In this sector the retailer that has made the biggest impact is Tesco. Its aggressive pricing has pleased shoppers and outraged competitors. Accusations that the absence of 'detergents that clean the engine accounted for the price discrepancy were soon rectified by Tesco. In London last month, Tesco took the petrol retailing war a step further by opening two 'Tesco Express independent filling stations. Located in Castelnau, Barnes, and London Road, Thornton Heath, they have combined cheap petrol with superstore prices in the forecourt shop. If you have ever felt ripped-off by a premium-price petrol shop, these new outlets are the answer. It is also reassuring to find out that the Tesco pricing policy is designed 'to be the cheapest, or one of the cheapest in the locality.

To find out how the price of unleaded petrol varied we drove along some of the capital's main routes, jotting down the highs and lows. Starting at the east London end of the North Circular, the dual carriageway approach known as the Southend Road, you could top up at the Texaco station for 50.9p a litre, but on the opposite side of the carriageway Shell was 47.9p. If you were prepared to make a diversion around a couple of roundabouts to save one penny, then on the Chigwell Road accessed by the same roundabout was a Q8 outlet asking 46.9p.

On the North Circular proper, a pattern emerged as the petrol got progressively cheaper. At Chigwell, Mobil pitched in at 51.9p, only to be bettered by BP at 49.4p a little further on. Jet proved its commitment to low prices at Palmers Green.

Its 48.9p set the standard for the subsequent Fina and BP stations to match, but by far the lowest was Tesco, near Brent Cross, at 47.9. Further west, the price settled at 49.9 at Mobil, Texaco and Shell when the North Circular became Gunnersbury Avenue.

Then there was a blip on the scale as a BP station not far from Chiswick roundabout mounted an impressive 46.5. Heading towards central London on the A4, the prices began to climb again: 52.9 at a BP on the

Talgarth Road, then 53.4p at an Elf in Hammersmith and the Euston Road.

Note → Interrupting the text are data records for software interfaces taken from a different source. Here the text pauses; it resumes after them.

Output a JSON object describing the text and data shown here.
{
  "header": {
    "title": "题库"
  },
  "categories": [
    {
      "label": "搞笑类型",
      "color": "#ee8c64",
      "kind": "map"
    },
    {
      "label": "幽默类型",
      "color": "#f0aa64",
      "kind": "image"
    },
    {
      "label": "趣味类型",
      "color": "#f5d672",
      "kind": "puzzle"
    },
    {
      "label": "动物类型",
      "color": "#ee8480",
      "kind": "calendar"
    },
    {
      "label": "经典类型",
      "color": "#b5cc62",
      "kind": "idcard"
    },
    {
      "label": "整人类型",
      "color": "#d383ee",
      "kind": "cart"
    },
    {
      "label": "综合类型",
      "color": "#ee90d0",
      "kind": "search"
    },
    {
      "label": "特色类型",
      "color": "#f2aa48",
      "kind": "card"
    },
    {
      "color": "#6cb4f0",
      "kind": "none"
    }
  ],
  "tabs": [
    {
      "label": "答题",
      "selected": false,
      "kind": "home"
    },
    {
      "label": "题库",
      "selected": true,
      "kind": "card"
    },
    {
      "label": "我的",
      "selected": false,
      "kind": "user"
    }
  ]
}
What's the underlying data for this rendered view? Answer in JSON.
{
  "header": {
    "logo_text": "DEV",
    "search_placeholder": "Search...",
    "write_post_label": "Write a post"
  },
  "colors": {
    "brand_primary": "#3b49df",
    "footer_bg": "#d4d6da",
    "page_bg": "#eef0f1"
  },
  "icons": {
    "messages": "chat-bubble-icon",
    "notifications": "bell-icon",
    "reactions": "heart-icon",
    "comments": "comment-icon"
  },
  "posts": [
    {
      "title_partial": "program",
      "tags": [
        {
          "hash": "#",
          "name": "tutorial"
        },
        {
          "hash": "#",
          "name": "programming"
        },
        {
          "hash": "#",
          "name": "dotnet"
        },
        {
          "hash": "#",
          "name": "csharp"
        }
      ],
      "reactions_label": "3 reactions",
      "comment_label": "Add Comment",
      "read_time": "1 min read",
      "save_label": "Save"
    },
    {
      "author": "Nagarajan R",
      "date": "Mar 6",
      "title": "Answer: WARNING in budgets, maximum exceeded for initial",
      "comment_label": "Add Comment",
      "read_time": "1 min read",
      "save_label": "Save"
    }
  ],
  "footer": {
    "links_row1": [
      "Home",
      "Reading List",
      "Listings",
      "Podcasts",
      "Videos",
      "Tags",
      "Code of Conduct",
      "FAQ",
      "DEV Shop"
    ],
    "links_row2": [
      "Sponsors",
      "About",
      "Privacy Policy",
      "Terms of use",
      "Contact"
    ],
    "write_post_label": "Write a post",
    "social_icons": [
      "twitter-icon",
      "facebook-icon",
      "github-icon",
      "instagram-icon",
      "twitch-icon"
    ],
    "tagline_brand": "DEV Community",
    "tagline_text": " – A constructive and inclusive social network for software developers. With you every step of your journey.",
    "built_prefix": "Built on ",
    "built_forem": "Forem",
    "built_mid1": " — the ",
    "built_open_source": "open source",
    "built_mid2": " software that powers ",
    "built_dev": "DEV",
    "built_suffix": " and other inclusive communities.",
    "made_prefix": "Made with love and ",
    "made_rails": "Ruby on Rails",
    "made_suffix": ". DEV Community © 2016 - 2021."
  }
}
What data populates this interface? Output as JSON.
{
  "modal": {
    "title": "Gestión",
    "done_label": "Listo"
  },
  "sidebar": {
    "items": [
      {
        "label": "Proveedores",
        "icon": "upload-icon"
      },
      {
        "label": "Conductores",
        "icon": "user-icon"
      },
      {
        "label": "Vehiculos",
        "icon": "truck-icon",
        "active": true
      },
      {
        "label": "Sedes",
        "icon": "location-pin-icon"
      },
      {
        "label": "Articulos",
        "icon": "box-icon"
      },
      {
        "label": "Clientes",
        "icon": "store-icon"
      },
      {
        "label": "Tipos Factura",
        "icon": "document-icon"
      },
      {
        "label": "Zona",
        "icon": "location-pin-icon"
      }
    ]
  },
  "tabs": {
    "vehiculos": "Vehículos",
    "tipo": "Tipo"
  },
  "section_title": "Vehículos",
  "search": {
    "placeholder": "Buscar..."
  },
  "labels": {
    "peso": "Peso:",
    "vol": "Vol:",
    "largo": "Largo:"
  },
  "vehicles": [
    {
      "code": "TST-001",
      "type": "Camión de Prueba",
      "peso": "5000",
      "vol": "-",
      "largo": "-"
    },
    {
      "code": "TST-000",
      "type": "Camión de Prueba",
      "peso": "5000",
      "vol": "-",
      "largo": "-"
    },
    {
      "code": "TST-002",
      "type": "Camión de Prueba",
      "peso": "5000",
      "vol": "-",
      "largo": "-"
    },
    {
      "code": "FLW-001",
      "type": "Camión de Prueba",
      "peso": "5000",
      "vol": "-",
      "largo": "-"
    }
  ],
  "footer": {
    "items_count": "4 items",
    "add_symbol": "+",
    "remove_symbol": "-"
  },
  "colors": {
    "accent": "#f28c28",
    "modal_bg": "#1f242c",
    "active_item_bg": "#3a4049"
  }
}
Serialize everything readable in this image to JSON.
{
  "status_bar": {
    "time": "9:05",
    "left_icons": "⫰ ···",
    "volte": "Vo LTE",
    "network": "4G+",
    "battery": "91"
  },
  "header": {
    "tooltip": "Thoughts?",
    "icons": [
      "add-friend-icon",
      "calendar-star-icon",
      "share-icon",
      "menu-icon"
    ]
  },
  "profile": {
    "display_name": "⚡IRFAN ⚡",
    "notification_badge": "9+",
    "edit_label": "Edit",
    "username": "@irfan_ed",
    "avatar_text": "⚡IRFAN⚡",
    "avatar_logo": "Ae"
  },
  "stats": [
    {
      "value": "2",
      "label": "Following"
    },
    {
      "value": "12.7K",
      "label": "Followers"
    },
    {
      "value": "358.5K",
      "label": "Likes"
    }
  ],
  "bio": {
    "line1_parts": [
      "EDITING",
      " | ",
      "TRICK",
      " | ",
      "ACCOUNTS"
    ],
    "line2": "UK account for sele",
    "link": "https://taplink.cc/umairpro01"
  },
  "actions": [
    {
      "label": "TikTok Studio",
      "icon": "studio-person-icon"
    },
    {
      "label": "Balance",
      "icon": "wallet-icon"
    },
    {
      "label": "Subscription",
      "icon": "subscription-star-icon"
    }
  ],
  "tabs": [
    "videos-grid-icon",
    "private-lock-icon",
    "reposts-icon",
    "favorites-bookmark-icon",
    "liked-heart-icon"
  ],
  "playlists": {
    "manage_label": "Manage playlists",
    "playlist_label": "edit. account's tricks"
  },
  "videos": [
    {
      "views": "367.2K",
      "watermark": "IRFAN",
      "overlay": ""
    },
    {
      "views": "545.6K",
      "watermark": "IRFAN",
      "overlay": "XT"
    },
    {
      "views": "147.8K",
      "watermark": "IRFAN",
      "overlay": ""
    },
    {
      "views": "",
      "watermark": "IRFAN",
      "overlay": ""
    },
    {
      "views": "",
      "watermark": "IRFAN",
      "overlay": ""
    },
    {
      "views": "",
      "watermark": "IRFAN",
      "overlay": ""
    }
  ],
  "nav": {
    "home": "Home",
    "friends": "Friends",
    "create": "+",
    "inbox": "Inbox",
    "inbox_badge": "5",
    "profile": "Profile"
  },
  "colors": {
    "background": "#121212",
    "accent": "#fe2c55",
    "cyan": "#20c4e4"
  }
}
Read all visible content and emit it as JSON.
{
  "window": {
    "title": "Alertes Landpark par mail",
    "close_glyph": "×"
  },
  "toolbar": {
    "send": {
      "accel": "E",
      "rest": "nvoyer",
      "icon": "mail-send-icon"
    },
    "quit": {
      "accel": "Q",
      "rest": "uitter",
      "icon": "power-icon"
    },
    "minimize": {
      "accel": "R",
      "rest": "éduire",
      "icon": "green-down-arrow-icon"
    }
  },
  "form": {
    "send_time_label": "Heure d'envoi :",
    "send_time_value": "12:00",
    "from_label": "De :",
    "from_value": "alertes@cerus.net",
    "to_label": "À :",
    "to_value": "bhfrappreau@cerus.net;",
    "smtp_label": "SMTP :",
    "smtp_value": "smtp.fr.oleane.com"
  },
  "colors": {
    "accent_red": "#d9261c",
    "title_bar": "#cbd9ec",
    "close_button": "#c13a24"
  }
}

But the top price went to CYMA, a small independent company opposite the Shaw Theatre, at 57.9p.

On the way out of the West End a clutch of Texaco garages competed with each other at 49.9p, 50.9p and 48.9p, the former just yards apart in

Bethnal Green.

Beyond llford a clutch of petrol stations signalled a small skirmish: Esso 47.9p, Jet 46.9p, Fina 45.9p Esso 45.9p and Texaco 45.9p. So who exactly was responsible for this outbreak? Well, Tesco, located in Goodmayes, seemed to have a lot to do with it.

As a fully paid-up member of the service station spotting society I can confirm that it pays to shop around. It also helps if there are plenty of petrol stations to choose from on a busy main road. Best of all, make sure there's a Tesco nearby.

(Photograph omitted)